Examine the entries below, count the lines holding the string "this", and respond with the number only.

═══

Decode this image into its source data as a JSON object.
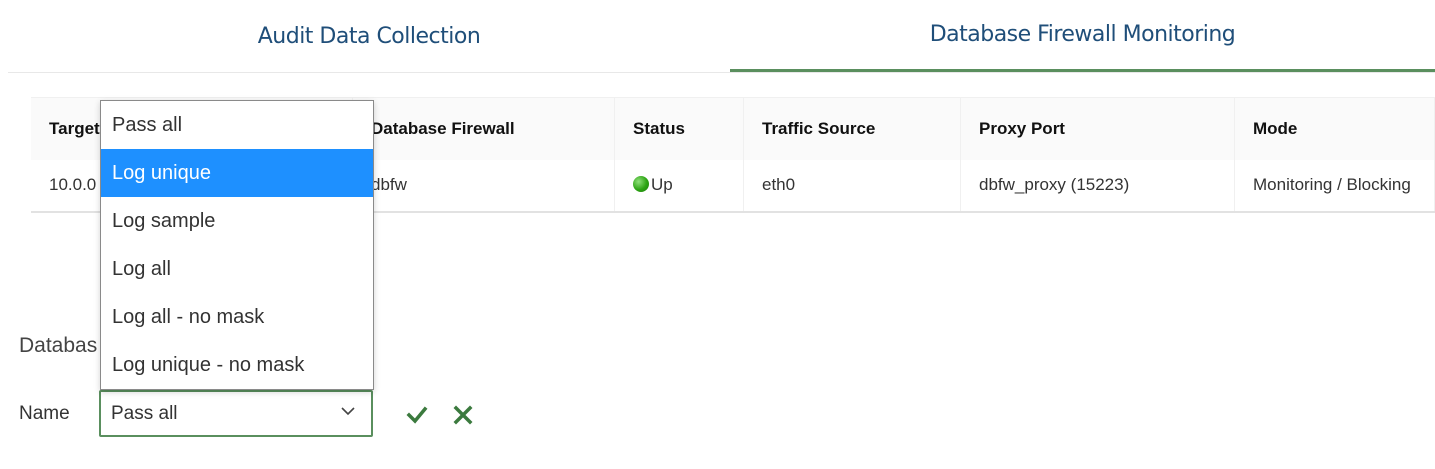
{
  "tabs": [
    {
      "label": "Audit Data Collection",
      "active": false
    },
    {
      "label": "Database Firewall Monitoring",
      "active": true
    }
  ],
  "table": {
    "headers": [
      "Target",
      "Database Firewall",
      "Status",
      "Traffic Source",
      "Proxy Port",
      "Mode"
    ],
    "rows": [
      {
        "target": "10.0.0",
        "firewall": "dbfw",
        "status": "Up",
        "traffic_source": "eth0",
        "proxy_port": "dbfw_proxy (15223)",
        "mode": "Monitoring / Blocking"
      }
    ]
  },
  "section": {
    "title": "Databas"
  },
  "form": {
    "name_label": "Name",
    "select_value": "Pass all",
    "options": [
      "Pass all",
      "Log unique",
      "Log sample",
      "Log all",
      "Log all - no mask",
      "Log unique - no mask"
    ],
    "highlighted_option": "Log unique"
  },
  "colors": {
    "tab_text": "#1f4e79",
    "active_tab_underline": "#5a8f5e",
    "highlight": "#1e90ff",
    "status_up": "#2da414",
    "confirm": "#3b7a3e"
  },
  "icons": [
    "status-up-icon",
    "chevron-down-icon",
    "checkmark-icon",
    "close-icon"
  ]
}
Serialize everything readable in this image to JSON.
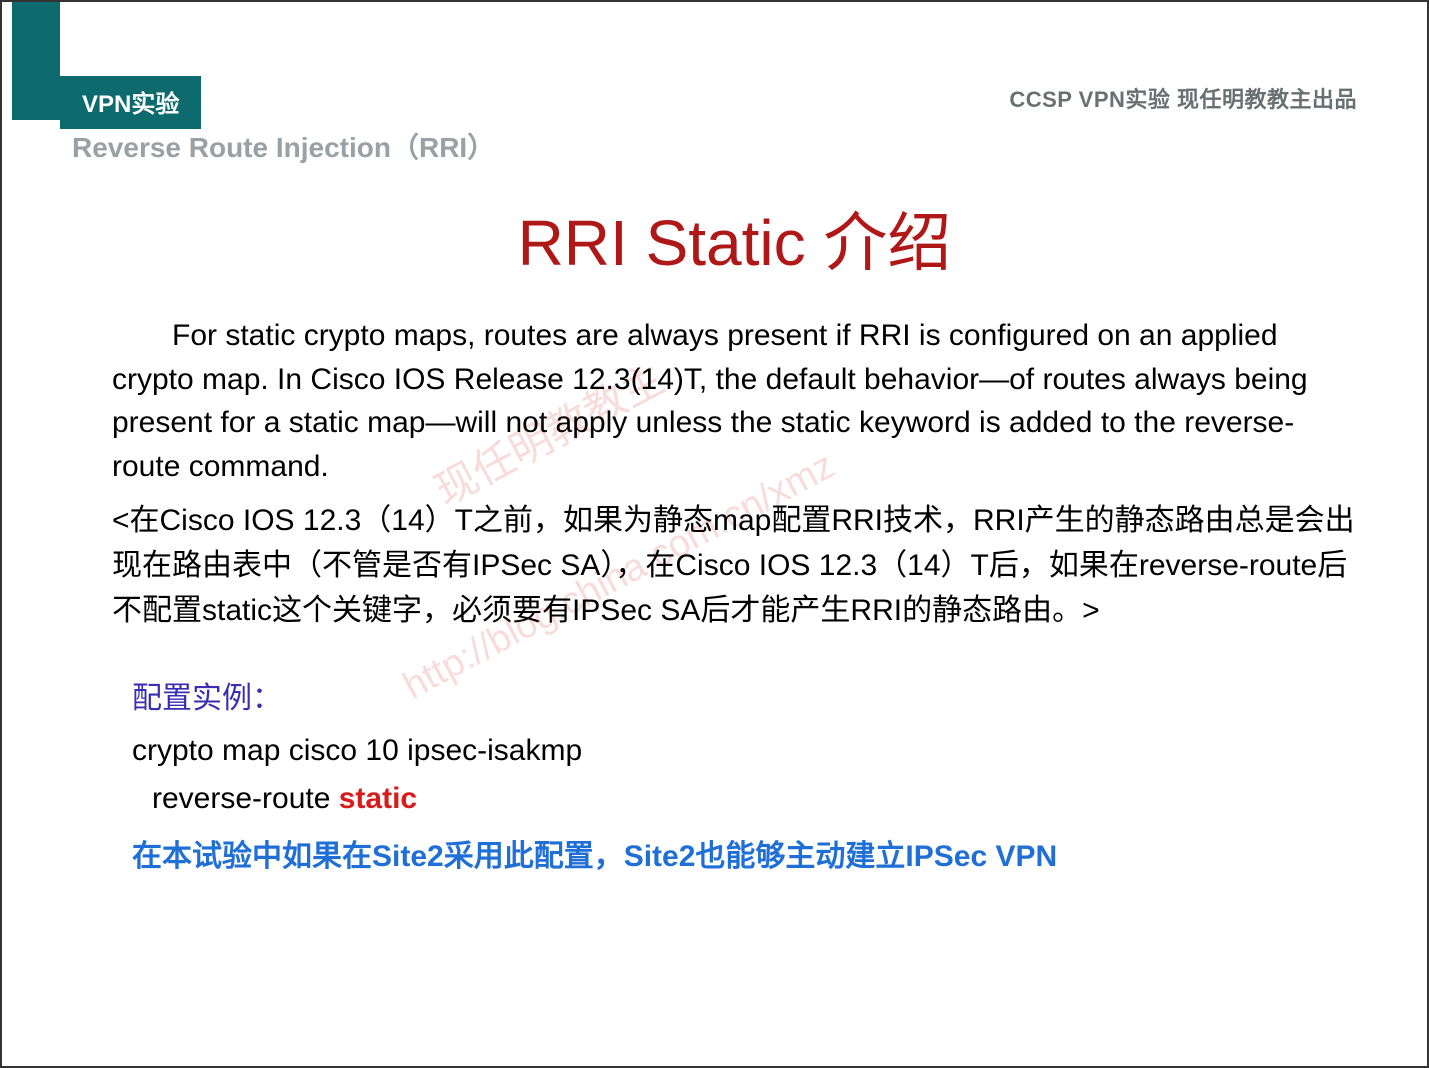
{
  "header": {
    "tab_label": "VPN实验",
    "top_right": "CCSP VPN实验 现任明教教主出品",
    "subtitle": "Reverse Route Injection（RRI）"
  },
  "title": "RRI Static 介绍",
  "paragraph_en": "For static crypto maps, routes are always present if RRI is configured on an applied crypto map. In Cisco IOS Release 12.3(14)T, the default behavior—of routes always being present for a static map—will not apply unless the static keyword is added to the reverse-route command.",
  "paragraph_cn": "<在Cisco IOS 12.3（14）T之前，如果为静态map配置RRI技术，RRI产生的静态路由总是会出现在路由表中（不管是否有IPSec SA），在Cisco IOS 12.3（14）T后，如果在reverse-route后不配置static这个关键字，必须要有IPSec SA后才能产生RRI的静态路由。>",
  "config": {
    "label": "配置实例：",
    "line1": "crypto map cisco 10 ipsec-isakmp",
    "line2_prefix": "reverse-route ",
    "line2_keyword": "static"
  },
  "note_cn": "在本试验中如果在Site2采用此配置，Site2也能够主动建立IPSec VPN",
  "watermark": {
    "line1": "现任明教教主",
    "line2": "http://blog.china.com.cn/xmz"
  }
}
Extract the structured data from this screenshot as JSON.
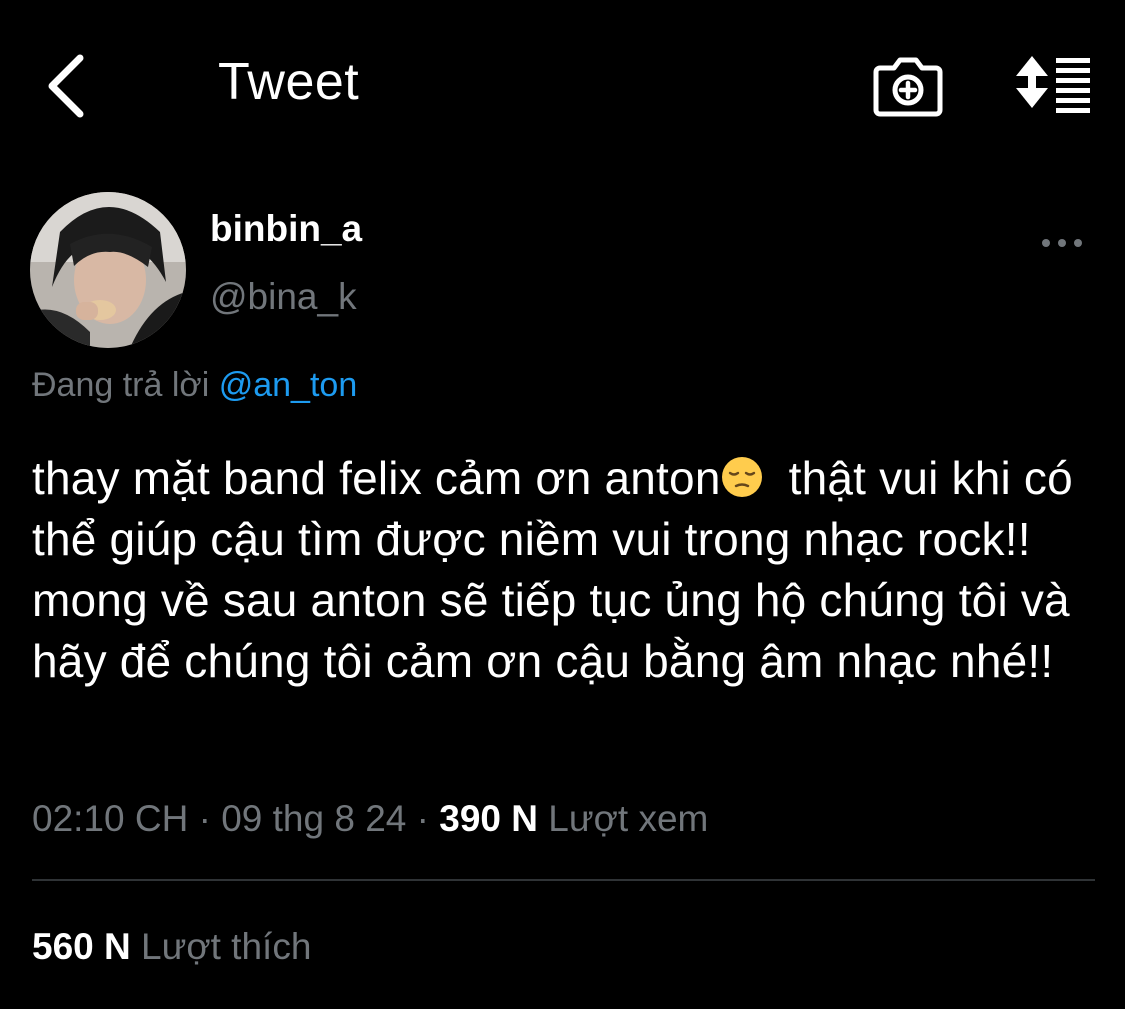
{
  "header": {
    "title": "Tweet",
    "back_icon": "chevron-left-icon",
    "camera_icon": "camera-plus-icon",
    "sort_icon": "sort-list-icon"
  },
  "tweet": {
    "display_name": "binbin_a",
    "handle": "@bina_k",
    "reply_prefix": "Đang trả lời",
    "reply_mention": "@an_ton",
    "text_part1": "thay mặt band felix cảm ơn anton",
    "emoji": "pensive-face-emoji",
    "text_part2": "thật vui khi có thể giúp cậu tìm được niềm vui trong nhạc rock!! mong về sau anton sẽ tiếp tục ủng hộ chúng tôi và hãy để chúng tôi cảm ơn cậu bằng âm nhạc nhé!!",
    "time": "02:10 CH",
    "sep": "·",
    "date": "09 thg 8 24",
    "views_count": "390 N",
    "views_label": "Lượt xem",
    "likes_count": "560 N",
    "likes_label": "Lượt thích"
  },
  "colors": {
    "background": "#000000",
    "text_primary": "#ffffff",
    "text_secondary": "#71767b",
    "link": "#1d9bf0",
    "divider": "#2f3336"
  }
}
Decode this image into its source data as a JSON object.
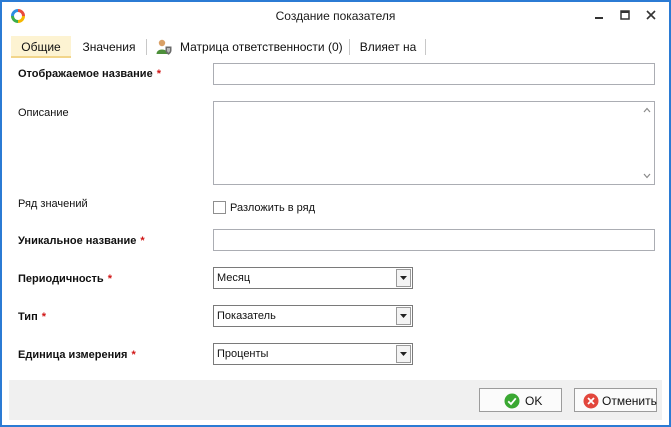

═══

• **The answer**:
4